To provide the most current cancer statistics, statistical methods are used to estimate the number of new cancer cases and deaths until actual data become available.
Incidence is the total number of new cases of cancer. Mortality is the number of deaths due to cancer.
It is estimated that in 2016:
Incidence rate (for every 100,000 people)*
Death rate (for every 100,000 people)*
5-year net survival (estimates for 2006–2008)
*Age-standardized to the 2011 Canadian Standard Population. Age-standardization is a statistical method that removes the effect of age on the calculated rate. It allows rates to be compared over time or across provinces and territories.
Starting from the mid-1980s, incidence rates declined for both sexes until the mid-1990s (although this decline was more prominent for females). Incidence rates then rose through 2000, only to decrease slightly thereafter.

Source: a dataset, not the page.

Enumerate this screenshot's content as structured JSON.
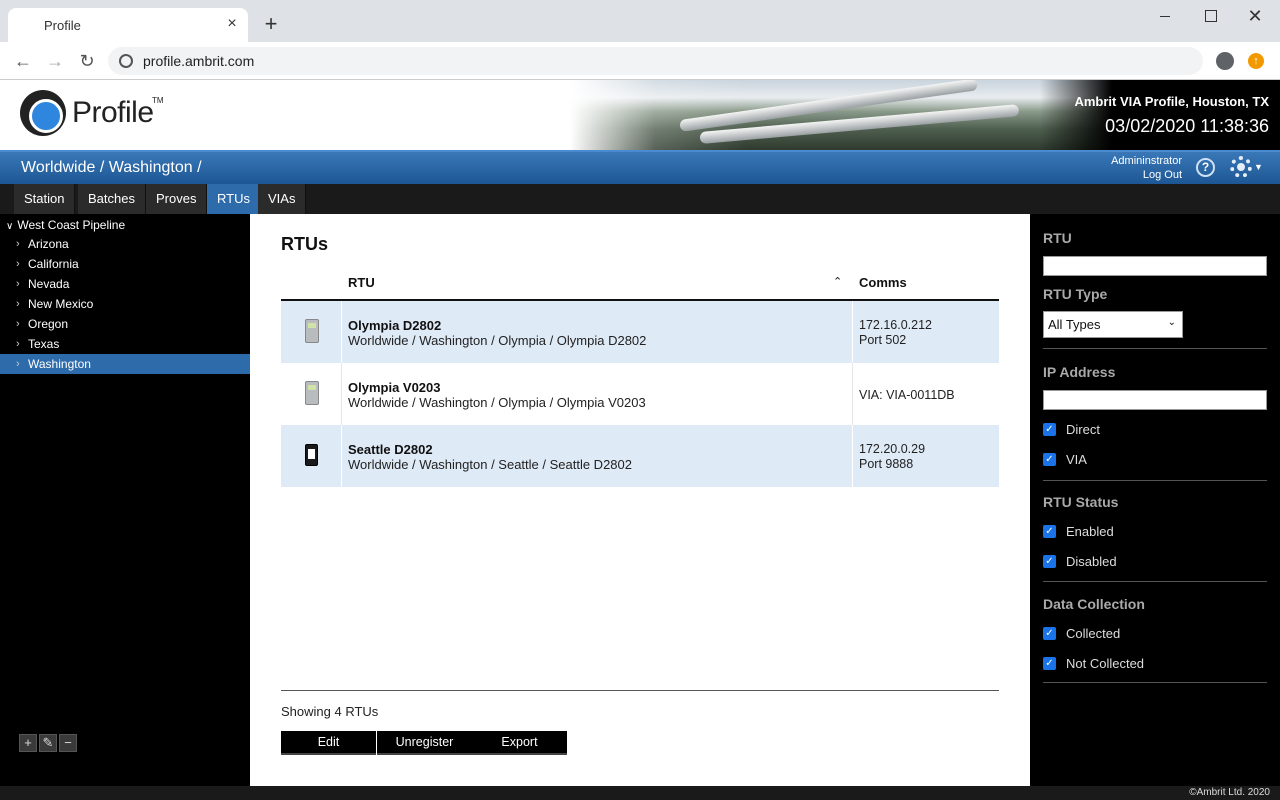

This is most likely due to increased use of colorectal cancer screening which can identify and remove precancerous polyps, which can in turn reduce incidence.
Death rates have been declining between 2003 and 2012 for both males and females. Most of this decline is likely driven by improved diagnosis and treatment.
Chances (probability) of developing or dying from colorectal cancer
Based on 2010 estimates:
For more information, go to the Canadian Cancer Statistics publication.